(Chris Parker, Headline USA) As a COVID-weary world eyes growing cases of monkeypox, one bioterror simulation conducted over a year ago predicted its start date earlier this month with surprising accuracy.
The Nuclear Threat Initiative, a global nonprofit security organization, held a bioterrorism simulation in March of 2021 that covered the aftermath of a bio-engineered strain of monkeypox escaping from a lab on May 15, 2022.
The ‘fictional’ exercise involved “an unusual strain of monkeypox virus that first emerged in the fictional nation of Brinia and spread globally over 18 months.” The end result of that exercise predicted 3 billion infections and 270 million deaths.
Recommendations based on the simulation’s results call for “no-regrets” government policies ahead of (rather than in response to) future pandemic outbreaks. That includes increased government spending and control.
The NTI’s recommendations also call for more global involvement from the World Health Organization and the United Nations. Since the actual outbreak, the WHO has asked for increased surveillance. The UN has already condemned some media coverage of monkeypox as racist and homophobic.
President Biden has directed the government to order 14 million freeze-dried monkeypox vaccines at the cost of $119 million. It will be used to convert existing doses of smallpox vaccines.
Twitter was abuzz with the seemingly coincidental timelines.

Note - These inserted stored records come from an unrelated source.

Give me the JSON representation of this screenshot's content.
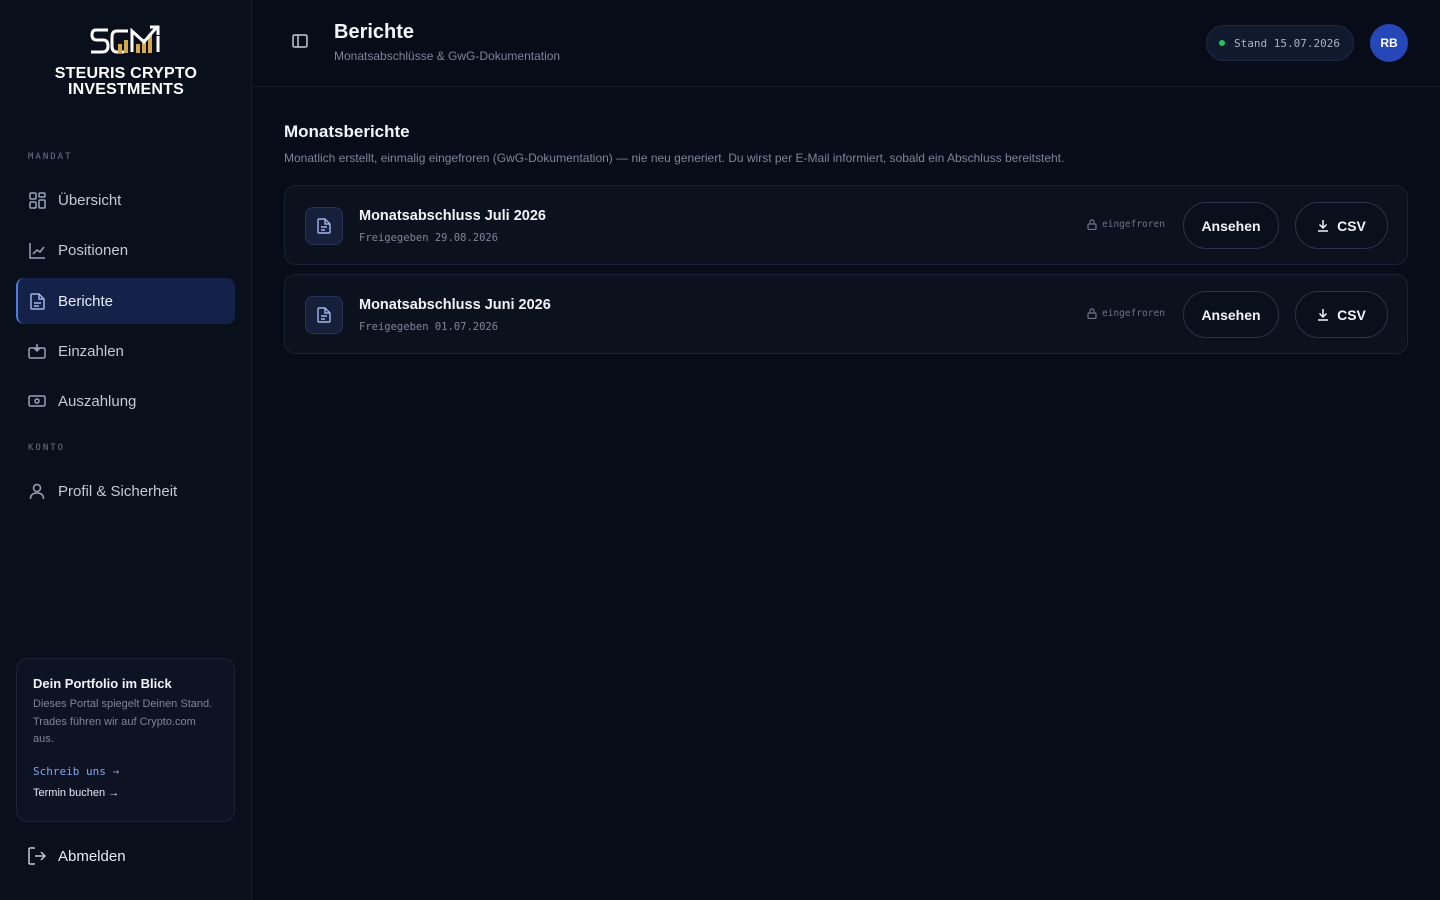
{
  "brand": {
    "line1": "STEURIS CRYPTO",
    "line2": "INVESTMENTS",
    "mark": "SCI"
  },
  "sidebar": {
    "section_mandat": "MANDAT",
    "section_konto": "KONTO",
    "items": [
      {
        "label": "Übersicht",
        "icon": "grid-icon"
      },
      {
        "label": "Positionen",
        "icon": "chart-line-icon"
      },
      {
        "label": "Berichte",
        "icon": "document-icon",
        "active": true
      },
      {
        "label": "Einzahlen",
        "icon": "deposit-icon"
      },
      {
        "label": "Auszahlung",
        "icon": "cash-icon"
      },
      {
        "label": "Profil & Sicherheit",
        "icon": "user-icon"
      }
    ],
    "promo": {
      "title": "Dein Portfolio im Blick",
      "text": "Dieses Portal spiegelt Deinen Stand. Trades führen wir auf Crypto.com aus.",
      "link_write": "Schreib uns →",
      "link_book": "Termin buchen →"
    },
    "logout": "Abmelden"
  },
  "header": {
    "title": "Berichte",
    "subtitle": "Monatsabschlüsse & GwG-Dokumentation",
    "stand": "Stand 15.07.2026",
    "avatar": "RB"
  },
  "main": {
    "title": "Monatsberichte",
    "description": "Monatlich erstellt, einmalig eingefroren (GwG-Dokumentation) — nie neu generiert. Du wirst per E-Mail informiert, sobald ein Abschluss bereitsteht.",
    "reports": [
      {
        "name": "Monatsabschluss Juli 2026",
        "released": "Freigegeben 29.08.2026",
        "status": "eingefroren",
        "view_label": "Ansehen",
        "csv_label": "CSV"
      },
      {
        "name": "Monatsabschluss Juni 2026",
        "released": "Freigegeben 01.07.2026",
        "status": "eingefroren",
        "view_label": "Ansehen",
        "csv_label": "CSV"
      }
    ]
  },
  "colors": {
    "accent": "#4f7be0",
    "status_green": "#22c55e",
    "avatar_bg": "#2547b8",
    "gold": "#d4a84a"
  }
}
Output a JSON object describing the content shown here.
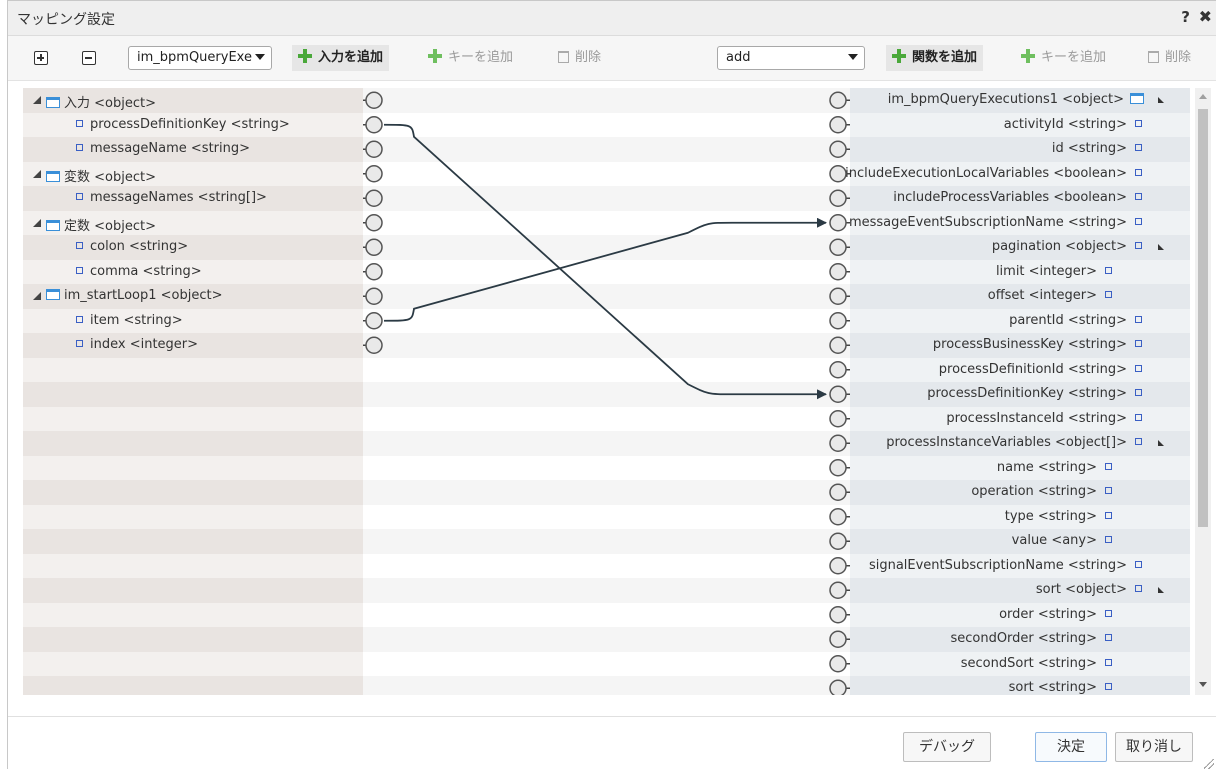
{
  "dialog": {
    "title": "マッピング設定",
    "help": "?",
    "close": "✖"
  },
  "toolbar": {
    "source_select": "im_bpmQueryExe",
    "add_input": "入力を追加",
    "add_key_left": "キーを追加",
    "delete_left": "削除",
    "function_select": "add",
    "add_function": "関数を追加",
    "add_key_right": "キーを追加",
    "delete_right": "削除"
  },
  "left_rows": [
    {
      "label": "入力 <object>",
      "type": "object"
    },
    {
      "label": "processDefinitionKey <string>",
      "type": "prop"
    },
    {
      "label": "messageName <string>",
      "type": "prop"
    },
    {
      "label": "変数 <object>",
      "type": "object"
    },
    {
      "label": "messageNames <string[]>",
      "type": "prop"
    },
    {
      "label": "定数 <object>",
      "type": "object"
    },
    {
      "label": "colon <string>",
      "type": "prop"
    },
    {
      "label": "comma <string>",
      "type": "prop"
    },
    {
      "label": "im_startLoop1 <object>",
      "type": "object"
    },
    {
      "label": "item <string>",
      "type": "prop"
    },
    {
      "label": "index <integer>",
      "type": "prop"
    }
  ],
  "right_rows": [
    {
      "label": "im_bpmQueryExecutions1 <object>",
      "type": "root"
    },
    {
      "label": "activityId <string>",
      "type": "prop",
      "level": 1
    },
    {
      "label": "id <string>",
      "type": "prop",
      "level": 1
    },
    {
      "label": "includeExecutionLocalVariables <boolean>",
      "type": "prop",
      "level": 1
    },
    {
      "label": "includeProcessVariables <boolean>",
      "type": "prop",
      "level": 1
    },
    {
      "label": "messageEventSubscriptionName <string>",
      "type": "prop",
      "level": 1
    },
    {
      "label": "pagination <object>",
      "type": "object",
      "level": 1
    },
    {
      "label": "limit <integer>",
      "type": "prop",
      "level": 2
    },
    {
      "label": "offset <integer>",
      "type": "prop",
      "level": 2
    },
    {
      "label": "parentId <string>",
      "type": "prop",
      "level": 1
    },
    {
      "label": "processBusinessKey <string>",
      "type": "prop",
      "level": 1
    },
    {
      "label": "processDefinitionId <string>",
      "type": "prop",
      "level": 1
    },
    {
      "label": "processDefinitionKey <string>",
      "type": "prop",
      "level": 1
    },
    {
      "label": "processInstanceId <string>",
      "type": "prop",
      "level": 1
    },
    {
      "label": "processInstanceVariables <object[]>",
      "type": "object",
      "level": 1
    },
    {
      "label": "name <string>",
      "type": "prop",
      "level": 2
    },
    {
      "label": "operation <string>",
      "type": "prop",
      "level": 2
    },
    {
      "label": "type <string>",
      "type": "prop",
      "level": 2
    },
    {
      "label": "value <any>",
      "type": "prop",
      "level": 2
    },
    {
      "label": "signalEventSubscriptionName <string>",
      "type": "prop",
      "level": 1
    },
    {
      "label": "sort <object>",
      "type": "object",
      "level": 1
    },
    {
      "label": "order <string>",
      "type": "prop",
      "level": 2
    },
    {
      "label": "secondOrder <string>",
      "type": "prop",
      "level": 2
    },
    {
      "label": "secondSort <string>",
      "type": "prop",
      "level": 2
    },
    {
      "label": "sort <string>",
      "type": "prop",
      "level": 2
    }
  ],
  "mappings": [
    {
      "from": "processDefinitionKey <string>",
      "to": "processDefinitionKey <string>"
    },
    {
      "from": "item <string>",
      "to": "messageEventSubscriptionName <string>"
    }
  ],
  "footer": {
    "debug": "デバッグ",
    "ok": "決定",
    "cancel": "取り消し"
  },
  "colors": {
    "wire": "#2b3a44",
    "object_icon": "#3a8fd8",
    "prop_icon": "#3a5fc4",
    "add_icon": "#4aa83a"
  }
}
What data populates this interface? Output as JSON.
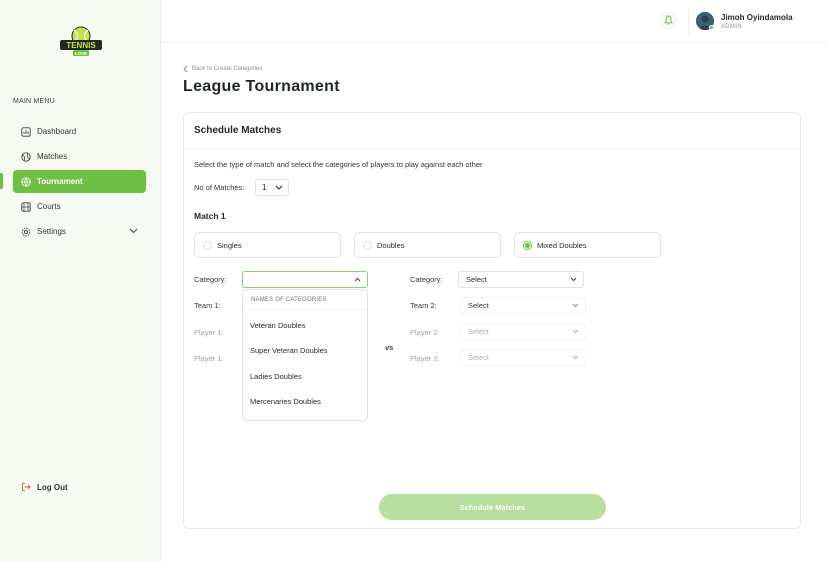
{
  "brand": {
    "logo_text": "TENNIS",
    "logo_subtext": "LOVE",
    "accent": "#6fbf44",
    "accent_soft": "#b6dfa0"
  },
  "sidebar": {
    "section_title": "MAIN MENU",
    "items": [
      {
        "label": "Dashboard",
        "icon": "dashboard-icon",
        "active": false
      },
      {
        "label": "Matches",
        "icon": "tennis-ball-icon",
        "active": false
      },
      {
        "label": "Tournament",
        "icon": "globe-icon",
        "active": true
      },
      {
        "label": "Courts",
        "icon": "court-icon",
        "active": false
      },
      {
        "label": "Settings",
        "icon": "gear-icon",
        "active": false,
        "has_submenu": true
      }
    ],
    "logout_label": "Log Out"
  },
  "header": {
    "user_name": "Jimoh Oyindamola",
    "user_role": "ADMIN"
  },
  "page": {
    "back_label": "Back to Create Categories",
    "title": "League Tournament"
  },
  "card": {
    "title": "Schedule Matches",
    "instructions": "Select the type of match and select the categories of players to play against each other",
    "num_matches_label": "No of Matches:",
    "num_matches_value": "1",
    "match_title": "Match 1",
    "match_types": [
      {
        "label": "Singles",
        "selected": false
      },
      {
        "label": "Doubles",
        "selected": false
      },
      {
        "label": "Mixed Doubles",
        "selected": true
      }
    ],
    "left": {
      "category_label": "Category:",
      "category_value": "",
      "team_label": "Team 1:",
      "player_a_label": "Player 1:",
      "player_b_label": "Player 1:"
    },
    "vs_label": "vs",
    "right": {
      "category_label": "Category:",
      "category_value": "Select",
      "team_label": "Team 2:",
      "team_value": "Select",
      "player_a_label": "Player 2:",
      "player_a_value": "Select",
      "player_b_label": "Player 2:",
      "player_b_value": "Select"
    },
    "dropdown": {
      "header": "NAMES OF CATEGORIES",
      "options": [
        "Veteran Doubles",
        "Super Veteran Doubles",
        "Ladies Doubles",
        "Mercenaries Doubles"
      ]
    },
    "submit_label": "Schedule Matches"
  }
}
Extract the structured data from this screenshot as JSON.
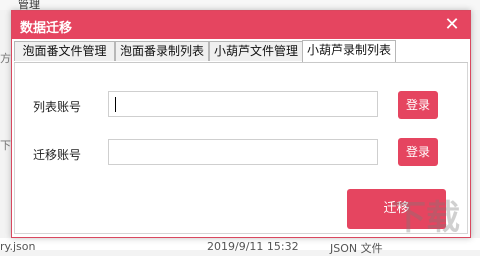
{
  "background": {
    "top_text": "管理",
    "left_fragments": [
      "方",
      "下"
    ],
    "file_row": {
      "name": "ry.json",
      "date": "2019/9/11 15:32",
      "type": "JSON 文件"
    }
  },
  "dialog": {
    "title": "数据迁移",
    "close_icon": "close-icon",
    "tabs": [
      "泡面番文件管理",
      "泡面番录制列表",
      "小葫芦文件管理",
      "小葫芦录制列表"
    ],
    "active_tab_index": 3,
    "form": {
      "list_account_label": "列表账号",
      "list_account_value": "",
      "migrate_account_label": "迁移账号",
      "migrate_account_value": "",
      "login_label": "登录",
      "migrate_button": "迁移"
    }
  },
  "colors": {
    "accent": "#e54560"
  }
}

Conservative actor Adam Baldwin tweeted “Hey guys… remember when this was all war-gamed? Monkeypox engineered to be vaccine-resistant,” along with a screenshot of NTI’s timeline. His Tweet referenced a ‘hypothetical’ January 10, 2023 event in which the simulated version of monkeypox becomes vaccine-resistant.
So far, two monkeypox cases have been confirmed in the US with a third possible case in Florida. The two confirmed cases were found in Massachusetts and New York.
The WHO confirms 92 global cases with 28 more still under review. Belgium responded by requiring patients with confirmed cases to quarantine for at least 21 days.
Biden initially told South Korean reporters “everybody should be concerned” about monkeypox, but later downplayed those concerns over COVID: “I just don’t think it rises to the level of the kind of concern that existed with COVID-19.”